AIM OF THE TASK: Search the entries for the word "icon". Copy every line where it turns up.

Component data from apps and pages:
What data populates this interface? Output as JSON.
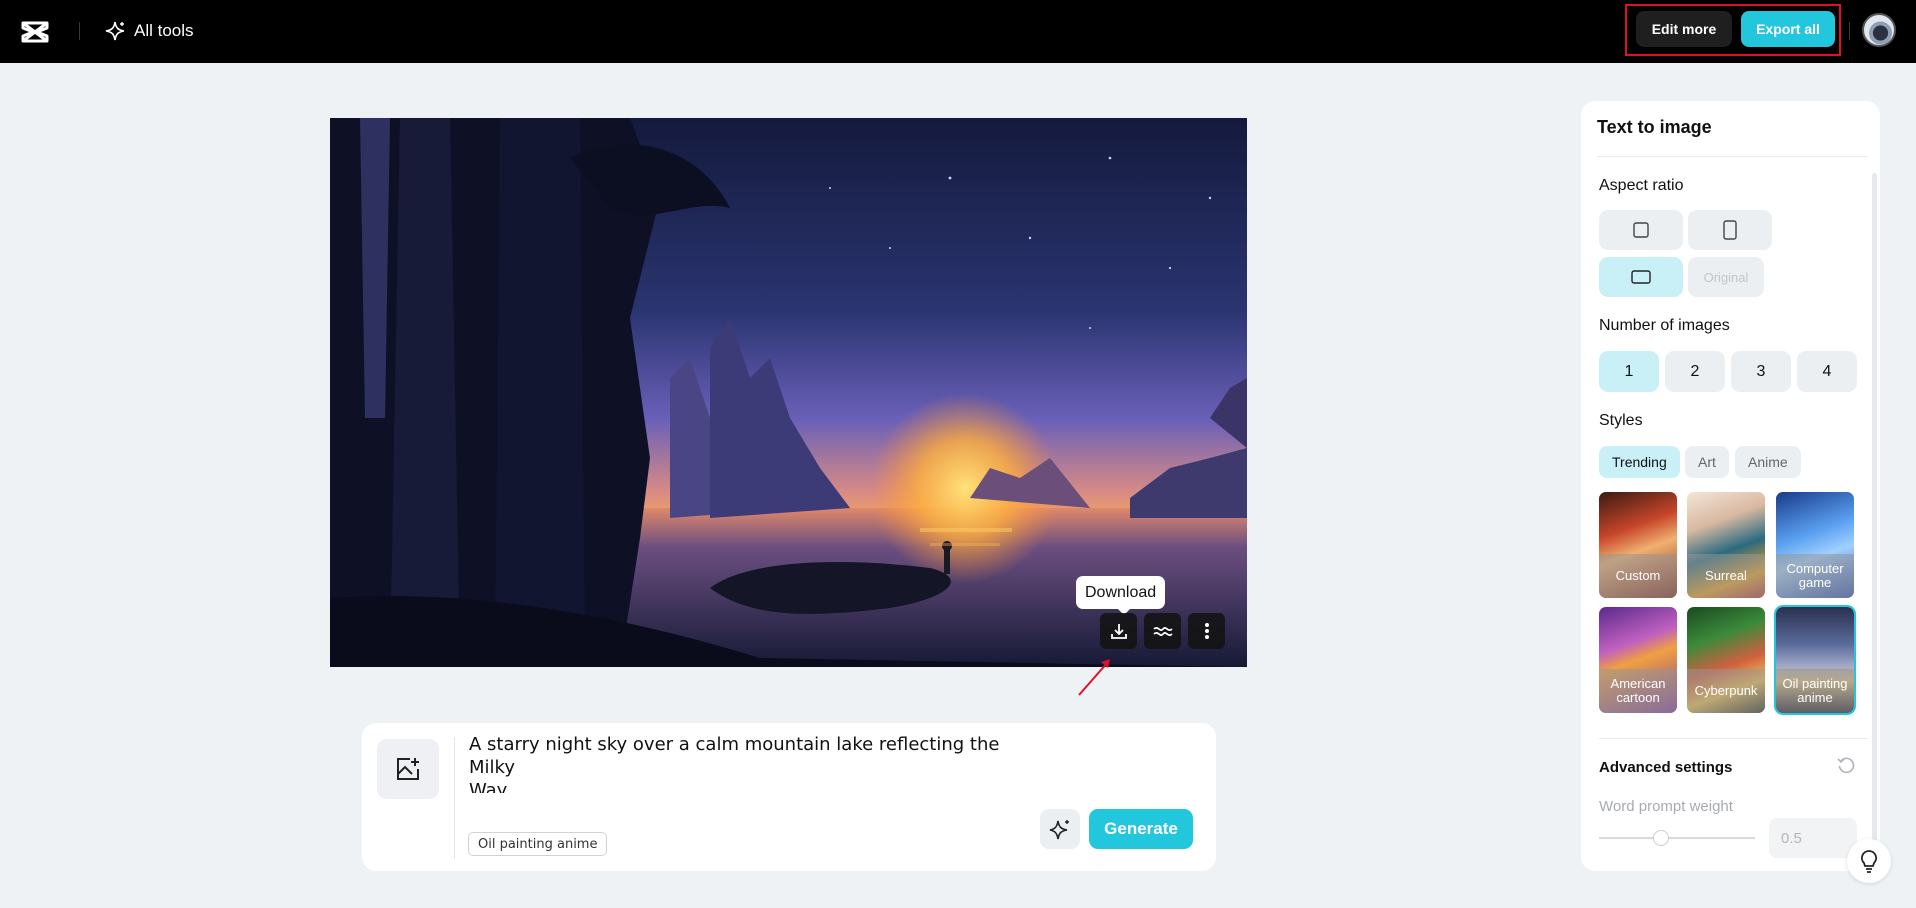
{
  "topbar": {
    "all_tools_label": "All tools",
    "edit_more_label": "Edit more",
    "export_all_label": "Export all",
    "logo_icon": "capcut-logo-icon",
    "sparkle_icon": "sparkle-icon"
  },
  "canvas": {
    "tooltip": "Download",
    "actions": [
      {
        "name": "download-button",
        "icon": "download-icon"
      },
      {
        "name": "enhance-button",
        "icon": "wave-icon"
      },
      {
        "name": "more-options-button",
        "icon": "more-vertical-icon"
      }
    ]
  },
  "prompt": {
    "text": "A starry night sky over a calm mountain lake reflecting the Milky\nWay",
    "style_chip": "Oil painting anime",
    "generate_label": "Generate"
  },
  "panel": {
    "title": "Text to image",
    "aspect_ratio_label": "Aspect ratio",
    "aspect_original_label": "Original",
    "number_label": "Number of images",
    "numbers": [
      "1",
      "2",
      "3",
      "4"
    ],
    "selected_number": "1",
    "styles_label": "Styles",
    "style_tabs": [
      "Trending",
      "Art",
      "Anime"
    ],
    "style_tiles": [
      "Custom",
      "Surreal",
      "Computer game",
      "American cartoon",
      "Cyberpunk",
      "Oil painting anime"
    ],
    "selected_style": "Oil painting anime",
    "advanced_label": "Advanced settings",
    "weight_label": "Word prompt weight",
    "weight_value": "0.5",
    "weight_slider_fraction": 0.4
  },
  "colors": {
    "accent": "#22c7de",
    "accent_soft": "#c9f0f6",
    "highlight_box": "#e0102a"
  }
}
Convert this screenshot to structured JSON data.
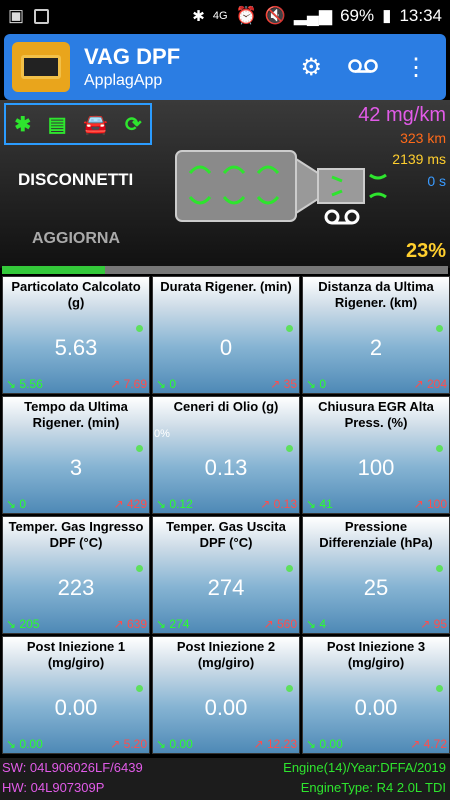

OUTPUT OF THE EXERCISE:
    "logo_icon": "capcut-logo-icon",
    "sparkle_icon": "sparkle-icon"
        "icon": "download-icon"
        "icon": "wave-icon"
        "icon": "more-vertical-icon"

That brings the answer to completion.